Dataset rows for apps and sites
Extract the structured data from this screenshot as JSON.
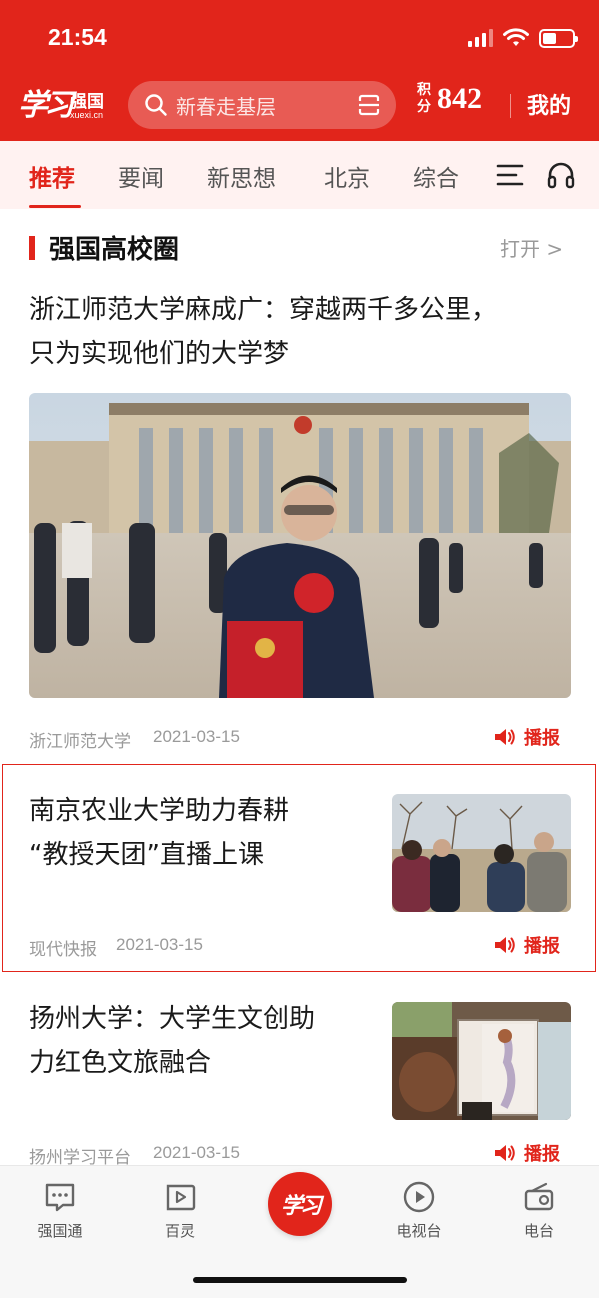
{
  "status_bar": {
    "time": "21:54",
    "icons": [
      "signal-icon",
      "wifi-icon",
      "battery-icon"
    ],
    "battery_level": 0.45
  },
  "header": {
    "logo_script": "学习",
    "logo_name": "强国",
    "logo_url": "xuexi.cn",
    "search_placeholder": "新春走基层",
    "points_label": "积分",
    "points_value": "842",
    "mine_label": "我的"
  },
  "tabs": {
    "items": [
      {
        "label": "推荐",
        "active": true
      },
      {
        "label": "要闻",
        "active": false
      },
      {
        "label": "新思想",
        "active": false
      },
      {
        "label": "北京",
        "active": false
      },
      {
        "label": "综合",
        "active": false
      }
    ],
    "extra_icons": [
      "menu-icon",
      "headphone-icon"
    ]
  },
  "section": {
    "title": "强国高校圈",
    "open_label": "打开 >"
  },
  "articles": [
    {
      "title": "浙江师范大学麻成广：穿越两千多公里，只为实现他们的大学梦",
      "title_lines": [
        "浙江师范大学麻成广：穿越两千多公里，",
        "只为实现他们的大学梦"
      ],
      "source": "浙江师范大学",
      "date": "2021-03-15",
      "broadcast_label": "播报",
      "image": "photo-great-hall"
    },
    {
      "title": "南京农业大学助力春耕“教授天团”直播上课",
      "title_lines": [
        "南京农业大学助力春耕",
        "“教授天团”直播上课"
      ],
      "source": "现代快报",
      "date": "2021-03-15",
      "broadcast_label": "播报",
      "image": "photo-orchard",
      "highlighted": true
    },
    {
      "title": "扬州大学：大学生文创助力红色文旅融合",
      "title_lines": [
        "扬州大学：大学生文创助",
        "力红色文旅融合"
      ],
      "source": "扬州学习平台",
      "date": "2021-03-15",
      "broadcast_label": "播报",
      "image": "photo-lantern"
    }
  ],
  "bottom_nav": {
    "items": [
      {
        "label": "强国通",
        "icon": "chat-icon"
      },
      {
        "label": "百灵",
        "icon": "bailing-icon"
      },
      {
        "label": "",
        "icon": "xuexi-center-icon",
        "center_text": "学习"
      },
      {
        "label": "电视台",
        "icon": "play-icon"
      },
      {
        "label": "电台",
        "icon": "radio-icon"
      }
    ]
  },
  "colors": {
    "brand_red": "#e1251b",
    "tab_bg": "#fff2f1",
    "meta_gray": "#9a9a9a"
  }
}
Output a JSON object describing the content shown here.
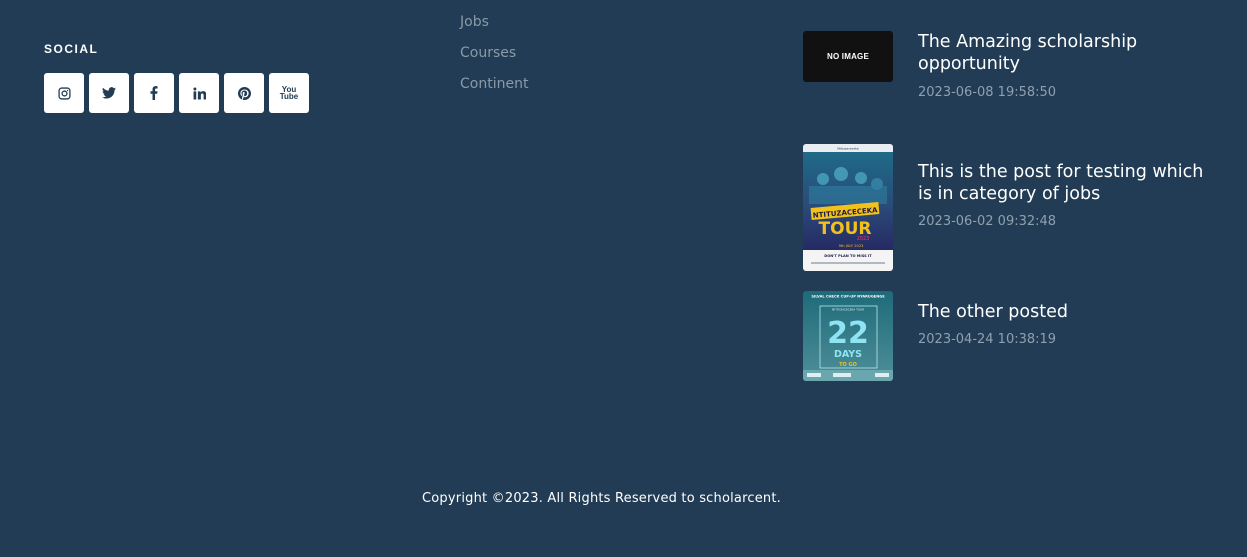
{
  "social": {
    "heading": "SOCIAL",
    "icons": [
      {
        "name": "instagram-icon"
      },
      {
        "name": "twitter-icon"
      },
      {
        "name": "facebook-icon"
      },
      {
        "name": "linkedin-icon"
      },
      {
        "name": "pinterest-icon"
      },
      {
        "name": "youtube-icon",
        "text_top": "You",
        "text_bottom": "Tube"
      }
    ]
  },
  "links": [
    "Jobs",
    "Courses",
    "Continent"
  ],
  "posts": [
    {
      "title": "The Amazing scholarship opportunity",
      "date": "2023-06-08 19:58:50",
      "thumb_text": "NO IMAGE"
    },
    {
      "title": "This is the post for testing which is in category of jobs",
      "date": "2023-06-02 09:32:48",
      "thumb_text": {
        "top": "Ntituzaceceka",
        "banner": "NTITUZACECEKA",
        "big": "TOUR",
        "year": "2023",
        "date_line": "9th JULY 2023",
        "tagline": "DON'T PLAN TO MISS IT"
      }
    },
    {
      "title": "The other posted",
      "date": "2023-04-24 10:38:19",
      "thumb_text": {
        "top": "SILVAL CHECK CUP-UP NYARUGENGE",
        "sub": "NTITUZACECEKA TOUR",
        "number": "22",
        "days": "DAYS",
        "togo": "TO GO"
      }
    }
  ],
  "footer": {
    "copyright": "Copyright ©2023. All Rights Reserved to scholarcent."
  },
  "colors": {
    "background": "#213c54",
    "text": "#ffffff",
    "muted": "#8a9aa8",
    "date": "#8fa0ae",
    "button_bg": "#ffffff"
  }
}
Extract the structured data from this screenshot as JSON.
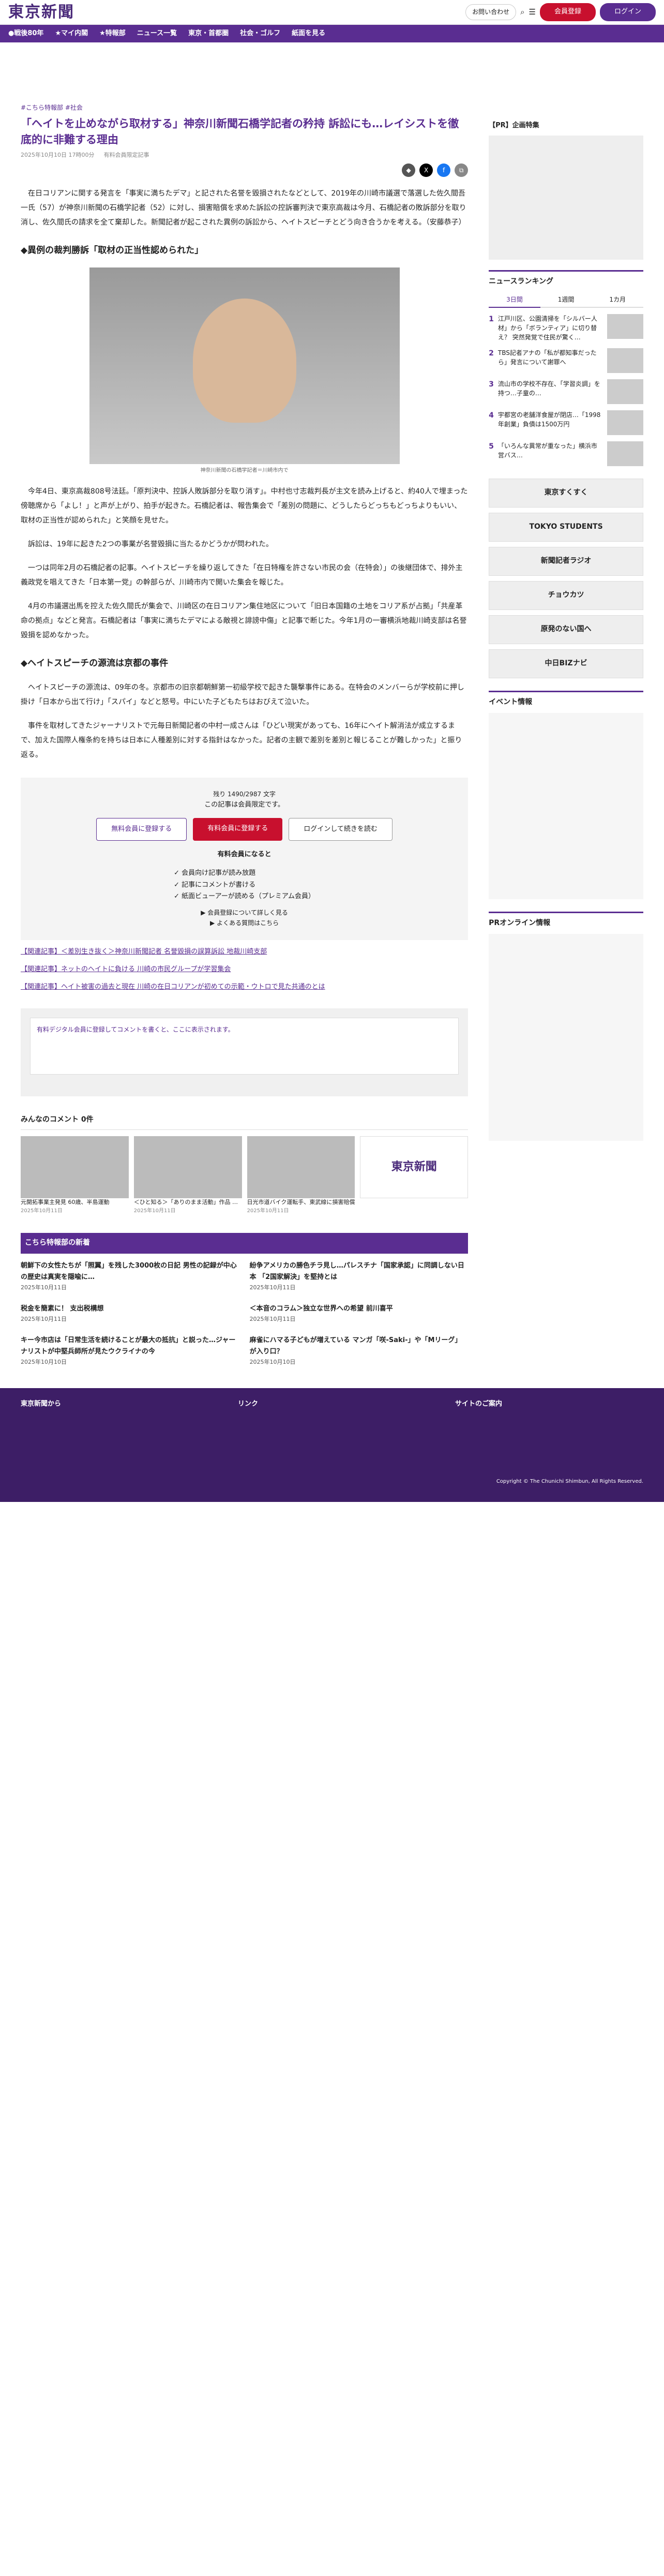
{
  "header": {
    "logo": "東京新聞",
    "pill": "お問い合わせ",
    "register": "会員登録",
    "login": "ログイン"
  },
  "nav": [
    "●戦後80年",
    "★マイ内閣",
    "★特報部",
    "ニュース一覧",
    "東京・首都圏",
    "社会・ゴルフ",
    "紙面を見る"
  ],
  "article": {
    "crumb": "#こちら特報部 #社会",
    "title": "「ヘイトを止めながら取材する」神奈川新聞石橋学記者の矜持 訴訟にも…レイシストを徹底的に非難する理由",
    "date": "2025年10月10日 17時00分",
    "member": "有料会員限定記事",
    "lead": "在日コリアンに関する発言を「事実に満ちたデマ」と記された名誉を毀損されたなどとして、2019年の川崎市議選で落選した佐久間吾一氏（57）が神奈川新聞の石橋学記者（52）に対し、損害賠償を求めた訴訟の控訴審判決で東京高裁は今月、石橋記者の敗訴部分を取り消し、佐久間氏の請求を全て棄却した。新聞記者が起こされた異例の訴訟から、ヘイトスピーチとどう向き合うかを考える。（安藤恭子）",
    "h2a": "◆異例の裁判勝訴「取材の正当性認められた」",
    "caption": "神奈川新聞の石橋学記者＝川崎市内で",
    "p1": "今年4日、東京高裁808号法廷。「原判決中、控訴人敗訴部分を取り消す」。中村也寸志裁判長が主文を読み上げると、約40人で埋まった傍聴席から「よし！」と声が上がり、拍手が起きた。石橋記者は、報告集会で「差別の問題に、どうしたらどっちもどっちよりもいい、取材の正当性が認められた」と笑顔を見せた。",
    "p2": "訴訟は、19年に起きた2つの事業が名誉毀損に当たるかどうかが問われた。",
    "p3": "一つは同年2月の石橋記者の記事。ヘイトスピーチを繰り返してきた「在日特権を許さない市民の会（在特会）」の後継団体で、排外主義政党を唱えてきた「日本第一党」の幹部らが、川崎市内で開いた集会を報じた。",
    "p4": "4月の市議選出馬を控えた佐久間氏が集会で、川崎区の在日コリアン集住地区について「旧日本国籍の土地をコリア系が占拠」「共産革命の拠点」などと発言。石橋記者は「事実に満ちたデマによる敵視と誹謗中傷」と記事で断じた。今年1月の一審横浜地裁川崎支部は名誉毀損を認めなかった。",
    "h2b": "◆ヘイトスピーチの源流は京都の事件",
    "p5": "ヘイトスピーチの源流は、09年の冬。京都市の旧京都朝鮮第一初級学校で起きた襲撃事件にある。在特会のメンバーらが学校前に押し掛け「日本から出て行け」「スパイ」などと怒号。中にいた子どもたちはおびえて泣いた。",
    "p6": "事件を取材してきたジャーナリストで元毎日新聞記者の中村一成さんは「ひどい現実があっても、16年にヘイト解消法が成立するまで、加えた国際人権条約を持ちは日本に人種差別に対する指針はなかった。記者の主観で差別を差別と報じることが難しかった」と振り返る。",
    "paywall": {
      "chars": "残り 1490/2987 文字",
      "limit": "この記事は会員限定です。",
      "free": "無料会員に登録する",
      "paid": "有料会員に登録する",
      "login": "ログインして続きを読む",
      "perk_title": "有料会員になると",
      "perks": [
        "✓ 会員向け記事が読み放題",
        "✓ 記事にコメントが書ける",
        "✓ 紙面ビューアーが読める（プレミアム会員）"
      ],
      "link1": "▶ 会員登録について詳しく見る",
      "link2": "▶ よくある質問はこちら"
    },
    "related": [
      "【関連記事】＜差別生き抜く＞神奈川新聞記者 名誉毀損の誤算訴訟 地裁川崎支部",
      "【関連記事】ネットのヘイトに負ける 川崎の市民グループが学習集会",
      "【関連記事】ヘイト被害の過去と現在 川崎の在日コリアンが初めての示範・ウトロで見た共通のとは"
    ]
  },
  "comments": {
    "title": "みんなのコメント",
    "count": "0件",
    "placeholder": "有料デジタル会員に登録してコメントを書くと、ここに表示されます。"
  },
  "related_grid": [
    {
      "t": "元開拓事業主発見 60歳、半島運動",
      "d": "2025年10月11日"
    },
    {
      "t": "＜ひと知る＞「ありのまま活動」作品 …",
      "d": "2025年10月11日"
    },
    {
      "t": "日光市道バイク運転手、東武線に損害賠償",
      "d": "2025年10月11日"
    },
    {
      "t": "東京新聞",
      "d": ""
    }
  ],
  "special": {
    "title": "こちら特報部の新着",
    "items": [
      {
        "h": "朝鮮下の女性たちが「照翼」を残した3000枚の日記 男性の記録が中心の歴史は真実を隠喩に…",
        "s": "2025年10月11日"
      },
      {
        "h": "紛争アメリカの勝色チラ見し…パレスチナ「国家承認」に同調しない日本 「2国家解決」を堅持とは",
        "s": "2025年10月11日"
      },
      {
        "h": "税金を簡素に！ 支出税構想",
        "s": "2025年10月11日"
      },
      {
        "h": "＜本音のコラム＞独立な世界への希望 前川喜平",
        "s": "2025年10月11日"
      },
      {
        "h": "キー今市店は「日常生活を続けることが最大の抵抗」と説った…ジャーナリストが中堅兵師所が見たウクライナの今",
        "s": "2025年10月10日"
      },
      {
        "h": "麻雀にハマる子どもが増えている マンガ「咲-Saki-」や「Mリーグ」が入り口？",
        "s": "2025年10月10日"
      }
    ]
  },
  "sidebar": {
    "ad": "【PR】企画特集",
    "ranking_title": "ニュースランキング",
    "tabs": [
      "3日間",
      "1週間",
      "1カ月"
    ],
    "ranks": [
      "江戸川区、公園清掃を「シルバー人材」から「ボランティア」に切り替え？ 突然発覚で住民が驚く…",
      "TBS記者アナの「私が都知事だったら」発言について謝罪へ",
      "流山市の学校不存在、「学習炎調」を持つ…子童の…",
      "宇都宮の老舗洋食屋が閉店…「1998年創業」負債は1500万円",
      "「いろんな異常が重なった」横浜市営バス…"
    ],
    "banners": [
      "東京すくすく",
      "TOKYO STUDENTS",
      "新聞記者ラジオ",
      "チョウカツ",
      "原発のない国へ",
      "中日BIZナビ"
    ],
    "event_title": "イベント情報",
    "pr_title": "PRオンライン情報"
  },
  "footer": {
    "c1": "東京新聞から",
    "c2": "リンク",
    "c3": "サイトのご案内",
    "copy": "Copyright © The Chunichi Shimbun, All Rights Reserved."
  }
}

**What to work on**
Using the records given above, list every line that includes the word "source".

**Exercise answer**
      "source": "浙江师范大学",
      "source": "现代快报",
      "source": "扬州学习平台",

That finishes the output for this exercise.